→ **WHAT IS EXPECTED**
Among the records below, find the lines that contain "tcpO₂" and copy each of them.

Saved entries
::::::

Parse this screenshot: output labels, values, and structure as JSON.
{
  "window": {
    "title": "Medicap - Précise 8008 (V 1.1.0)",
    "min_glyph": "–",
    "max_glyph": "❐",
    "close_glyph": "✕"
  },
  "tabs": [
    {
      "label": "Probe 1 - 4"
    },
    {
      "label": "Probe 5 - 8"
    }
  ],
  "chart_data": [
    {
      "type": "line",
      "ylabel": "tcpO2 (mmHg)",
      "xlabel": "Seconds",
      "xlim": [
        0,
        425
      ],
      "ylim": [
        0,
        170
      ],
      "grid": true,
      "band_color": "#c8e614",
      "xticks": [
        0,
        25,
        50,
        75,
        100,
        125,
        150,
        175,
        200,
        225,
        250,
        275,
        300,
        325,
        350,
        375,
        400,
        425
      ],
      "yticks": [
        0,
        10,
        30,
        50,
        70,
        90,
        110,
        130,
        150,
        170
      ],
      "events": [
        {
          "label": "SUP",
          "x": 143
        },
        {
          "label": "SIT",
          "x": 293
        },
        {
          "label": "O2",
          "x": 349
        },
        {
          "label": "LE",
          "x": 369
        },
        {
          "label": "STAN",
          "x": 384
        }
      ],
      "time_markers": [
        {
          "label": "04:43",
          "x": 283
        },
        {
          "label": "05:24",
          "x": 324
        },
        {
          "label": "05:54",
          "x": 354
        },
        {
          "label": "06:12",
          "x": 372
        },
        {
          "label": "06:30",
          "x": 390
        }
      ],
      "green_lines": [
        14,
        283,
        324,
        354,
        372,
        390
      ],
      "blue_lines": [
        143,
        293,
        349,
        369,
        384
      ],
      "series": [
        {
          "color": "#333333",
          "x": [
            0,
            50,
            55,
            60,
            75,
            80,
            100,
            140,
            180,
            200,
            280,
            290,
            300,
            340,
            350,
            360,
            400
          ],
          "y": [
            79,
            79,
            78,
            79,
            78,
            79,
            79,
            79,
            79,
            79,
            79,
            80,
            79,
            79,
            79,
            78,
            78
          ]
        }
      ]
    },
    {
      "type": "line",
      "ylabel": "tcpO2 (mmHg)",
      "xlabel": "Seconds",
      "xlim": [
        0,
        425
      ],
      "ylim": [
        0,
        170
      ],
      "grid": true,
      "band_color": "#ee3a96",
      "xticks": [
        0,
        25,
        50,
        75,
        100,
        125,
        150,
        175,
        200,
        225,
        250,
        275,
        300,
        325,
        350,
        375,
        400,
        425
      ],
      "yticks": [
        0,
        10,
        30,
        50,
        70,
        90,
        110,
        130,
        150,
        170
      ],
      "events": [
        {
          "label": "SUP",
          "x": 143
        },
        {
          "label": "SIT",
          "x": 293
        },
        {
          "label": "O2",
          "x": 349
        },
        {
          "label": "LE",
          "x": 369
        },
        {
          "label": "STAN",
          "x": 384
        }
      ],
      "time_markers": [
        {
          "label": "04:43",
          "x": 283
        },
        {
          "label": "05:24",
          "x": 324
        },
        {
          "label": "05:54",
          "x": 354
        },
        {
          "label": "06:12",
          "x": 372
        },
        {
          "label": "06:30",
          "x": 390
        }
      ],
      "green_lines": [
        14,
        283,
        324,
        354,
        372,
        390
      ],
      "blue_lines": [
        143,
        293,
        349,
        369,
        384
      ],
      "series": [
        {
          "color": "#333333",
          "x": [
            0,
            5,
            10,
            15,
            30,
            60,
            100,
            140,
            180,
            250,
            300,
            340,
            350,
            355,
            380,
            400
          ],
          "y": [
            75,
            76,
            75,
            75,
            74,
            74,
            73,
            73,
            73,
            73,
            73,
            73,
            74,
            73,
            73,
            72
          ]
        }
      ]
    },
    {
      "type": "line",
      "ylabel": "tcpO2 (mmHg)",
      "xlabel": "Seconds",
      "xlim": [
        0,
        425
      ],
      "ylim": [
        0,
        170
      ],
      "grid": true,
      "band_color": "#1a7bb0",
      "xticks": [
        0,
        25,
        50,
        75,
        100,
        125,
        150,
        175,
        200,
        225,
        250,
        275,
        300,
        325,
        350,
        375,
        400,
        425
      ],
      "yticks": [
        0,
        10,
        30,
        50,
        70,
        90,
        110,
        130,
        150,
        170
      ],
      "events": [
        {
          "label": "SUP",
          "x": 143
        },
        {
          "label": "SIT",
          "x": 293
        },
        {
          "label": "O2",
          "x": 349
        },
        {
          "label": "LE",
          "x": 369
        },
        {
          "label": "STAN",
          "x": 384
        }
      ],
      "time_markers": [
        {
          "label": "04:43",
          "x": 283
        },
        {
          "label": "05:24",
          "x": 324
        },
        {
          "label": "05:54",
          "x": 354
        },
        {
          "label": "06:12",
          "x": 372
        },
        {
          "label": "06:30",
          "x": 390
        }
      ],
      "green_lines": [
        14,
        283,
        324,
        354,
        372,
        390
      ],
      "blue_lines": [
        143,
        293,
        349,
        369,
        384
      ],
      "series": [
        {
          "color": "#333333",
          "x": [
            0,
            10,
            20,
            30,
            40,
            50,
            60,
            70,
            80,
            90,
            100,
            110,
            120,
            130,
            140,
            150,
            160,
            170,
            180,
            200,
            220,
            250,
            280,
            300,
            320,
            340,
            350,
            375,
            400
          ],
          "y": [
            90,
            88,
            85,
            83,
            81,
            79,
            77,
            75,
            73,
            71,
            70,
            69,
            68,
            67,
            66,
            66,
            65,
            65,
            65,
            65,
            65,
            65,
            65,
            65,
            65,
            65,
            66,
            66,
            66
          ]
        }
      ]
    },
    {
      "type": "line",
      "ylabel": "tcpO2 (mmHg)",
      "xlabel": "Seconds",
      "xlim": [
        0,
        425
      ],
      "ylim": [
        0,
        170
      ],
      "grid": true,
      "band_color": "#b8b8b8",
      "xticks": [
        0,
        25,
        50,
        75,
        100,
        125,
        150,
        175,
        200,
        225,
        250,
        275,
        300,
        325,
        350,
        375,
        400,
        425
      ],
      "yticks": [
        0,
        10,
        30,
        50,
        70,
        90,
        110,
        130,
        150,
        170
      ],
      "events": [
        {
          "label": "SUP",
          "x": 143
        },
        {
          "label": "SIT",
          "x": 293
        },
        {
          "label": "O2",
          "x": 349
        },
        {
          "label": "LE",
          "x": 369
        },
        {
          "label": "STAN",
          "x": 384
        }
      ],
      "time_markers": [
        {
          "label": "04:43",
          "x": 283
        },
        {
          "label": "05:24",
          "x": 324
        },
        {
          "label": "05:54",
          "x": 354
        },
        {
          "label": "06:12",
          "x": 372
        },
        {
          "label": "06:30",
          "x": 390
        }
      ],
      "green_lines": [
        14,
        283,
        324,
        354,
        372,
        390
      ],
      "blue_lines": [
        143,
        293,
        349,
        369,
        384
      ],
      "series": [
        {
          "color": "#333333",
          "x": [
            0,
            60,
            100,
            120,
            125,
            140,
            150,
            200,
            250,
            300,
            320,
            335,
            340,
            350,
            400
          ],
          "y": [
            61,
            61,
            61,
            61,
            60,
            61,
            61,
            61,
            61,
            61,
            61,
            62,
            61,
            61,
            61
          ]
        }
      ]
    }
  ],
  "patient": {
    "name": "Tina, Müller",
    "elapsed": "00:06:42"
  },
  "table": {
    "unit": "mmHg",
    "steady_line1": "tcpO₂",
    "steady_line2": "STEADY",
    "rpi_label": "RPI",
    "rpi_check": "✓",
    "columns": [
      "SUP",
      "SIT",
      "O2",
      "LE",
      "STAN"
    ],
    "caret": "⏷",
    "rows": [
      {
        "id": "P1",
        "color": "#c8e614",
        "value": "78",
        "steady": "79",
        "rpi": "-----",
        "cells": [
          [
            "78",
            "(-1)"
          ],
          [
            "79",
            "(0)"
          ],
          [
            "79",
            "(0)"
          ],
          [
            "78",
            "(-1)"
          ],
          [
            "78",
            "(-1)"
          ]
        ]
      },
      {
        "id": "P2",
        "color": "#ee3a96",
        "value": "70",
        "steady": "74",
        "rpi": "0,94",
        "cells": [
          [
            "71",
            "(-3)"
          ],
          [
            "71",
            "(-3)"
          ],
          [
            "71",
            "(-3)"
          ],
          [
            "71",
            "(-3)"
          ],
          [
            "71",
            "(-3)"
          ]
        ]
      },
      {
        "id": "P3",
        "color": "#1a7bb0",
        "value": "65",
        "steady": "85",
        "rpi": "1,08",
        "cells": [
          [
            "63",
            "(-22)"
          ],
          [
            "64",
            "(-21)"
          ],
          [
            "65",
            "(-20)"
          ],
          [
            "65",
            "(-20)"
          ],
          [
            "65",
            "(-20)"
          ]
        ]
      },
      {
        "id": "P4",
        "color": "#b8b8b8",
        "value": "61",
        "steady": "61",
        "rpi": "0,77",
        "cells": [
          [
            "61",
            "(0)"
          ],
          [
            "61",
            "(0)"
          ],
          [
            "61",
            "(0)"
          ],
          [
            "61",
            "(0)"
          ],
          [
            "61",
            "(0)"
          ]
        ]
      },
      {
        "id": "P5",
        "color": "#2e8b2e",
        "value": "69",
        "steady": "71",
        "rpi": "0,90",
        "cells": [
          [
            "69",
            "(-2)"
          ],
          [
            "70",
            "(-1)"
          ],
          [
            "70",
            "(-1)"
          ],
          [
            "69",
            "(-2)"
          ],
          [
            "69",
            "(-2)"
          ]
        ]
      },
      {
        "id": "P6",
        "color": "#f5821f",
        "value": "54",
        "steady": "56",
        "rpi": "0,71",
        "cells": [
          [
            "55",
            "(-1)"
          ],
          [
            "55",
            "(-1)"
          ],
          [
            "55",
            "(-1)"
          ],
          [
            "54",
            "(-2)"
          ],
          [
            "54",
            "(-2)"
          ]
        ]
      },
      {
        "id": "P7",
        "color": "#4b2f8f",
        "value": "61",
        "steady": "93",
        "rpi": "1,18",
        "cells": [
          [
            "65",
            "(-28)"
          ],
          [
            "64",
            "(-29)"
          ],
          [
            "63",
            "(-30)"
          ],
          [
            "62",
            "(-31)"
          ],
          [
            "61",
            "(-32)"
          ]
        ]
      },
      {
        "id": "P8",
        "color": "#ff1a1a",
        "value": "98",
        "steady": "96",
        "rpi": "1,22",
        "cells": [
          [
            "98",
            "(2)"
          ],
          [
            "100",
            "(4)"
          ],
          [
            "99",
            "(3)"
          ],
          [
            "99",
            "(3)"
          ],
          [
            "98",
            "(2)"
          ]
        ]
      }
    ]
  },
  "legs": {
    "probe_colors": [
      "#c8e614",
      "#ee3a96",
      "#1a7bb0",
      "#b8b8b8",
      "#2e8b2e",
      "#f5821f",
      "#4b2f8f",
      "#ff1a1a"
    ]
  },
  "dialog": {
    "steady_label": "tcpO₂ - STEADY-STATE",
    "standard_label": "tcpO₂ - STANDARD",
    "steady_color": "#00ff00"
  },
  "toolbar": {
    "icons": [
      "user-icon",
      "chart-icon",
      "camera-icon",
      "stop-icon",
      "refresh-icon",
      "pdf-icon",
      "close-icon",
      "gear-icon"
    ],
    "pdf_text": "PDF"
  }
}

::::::

→ **RESULT OF THE EXERCISE**
    "steady_line1": "tcpO₂",
    "steady_label": "tcpO₂ - STEADY-STATE",
    "standard_label": "tcpO₂ - STANDARD",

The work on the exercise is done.